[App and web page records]
****

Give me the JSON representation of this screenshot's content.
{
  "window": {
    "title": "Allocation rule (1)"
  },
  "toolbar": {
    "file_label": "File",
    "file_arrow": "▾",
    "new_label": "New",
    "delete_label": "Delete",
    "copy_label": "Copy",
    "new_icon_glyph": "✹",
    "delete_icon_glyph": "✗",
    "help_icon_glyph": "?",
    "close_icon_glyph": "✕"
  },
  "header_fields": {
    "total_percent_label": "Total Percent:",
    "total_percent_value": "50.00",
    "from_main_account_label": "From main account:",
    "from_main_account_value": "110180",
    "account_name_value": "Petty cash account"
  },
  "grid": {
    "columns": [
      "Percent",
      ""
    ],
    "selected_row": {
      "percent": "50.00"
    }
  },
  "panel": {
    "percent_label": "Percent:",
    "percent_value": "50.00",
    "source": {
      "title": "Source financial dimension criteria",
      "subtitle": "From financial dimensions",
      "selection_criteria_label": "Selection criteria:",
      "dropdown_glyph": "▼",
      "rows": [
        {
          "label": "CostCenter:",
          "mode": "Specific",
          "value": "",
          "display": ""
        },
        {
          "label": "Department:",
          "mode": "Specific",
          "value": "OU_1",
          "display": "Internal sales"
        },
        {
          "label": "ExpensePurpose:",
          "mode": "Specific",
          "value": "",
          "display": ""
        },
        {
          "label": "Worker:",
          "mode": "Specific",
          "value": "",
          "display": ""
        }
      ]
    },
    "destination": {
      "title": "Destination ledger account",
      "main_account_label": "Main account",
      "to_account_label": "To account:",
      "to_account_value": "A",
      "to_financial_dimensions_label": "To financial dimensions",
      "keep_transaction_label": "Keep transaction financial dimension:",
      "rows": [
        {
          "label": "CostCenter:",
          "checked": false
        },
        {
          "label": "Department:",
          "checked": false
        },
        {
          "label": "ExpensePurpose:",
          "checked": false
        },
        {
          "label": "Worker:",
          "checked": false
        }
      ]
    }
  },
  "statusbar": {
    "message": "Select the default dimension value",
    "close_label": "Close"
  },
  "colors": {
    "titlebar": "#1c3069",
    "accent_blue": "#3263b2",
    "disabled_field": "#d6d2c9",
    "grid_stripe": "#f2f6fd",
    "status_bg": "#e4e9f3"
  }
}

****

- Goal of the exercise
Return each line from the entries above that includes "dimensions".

- Response area
      "subtitle": "From financial dimensions",
      "to_financial_dimensions_label": "To financial dimensions",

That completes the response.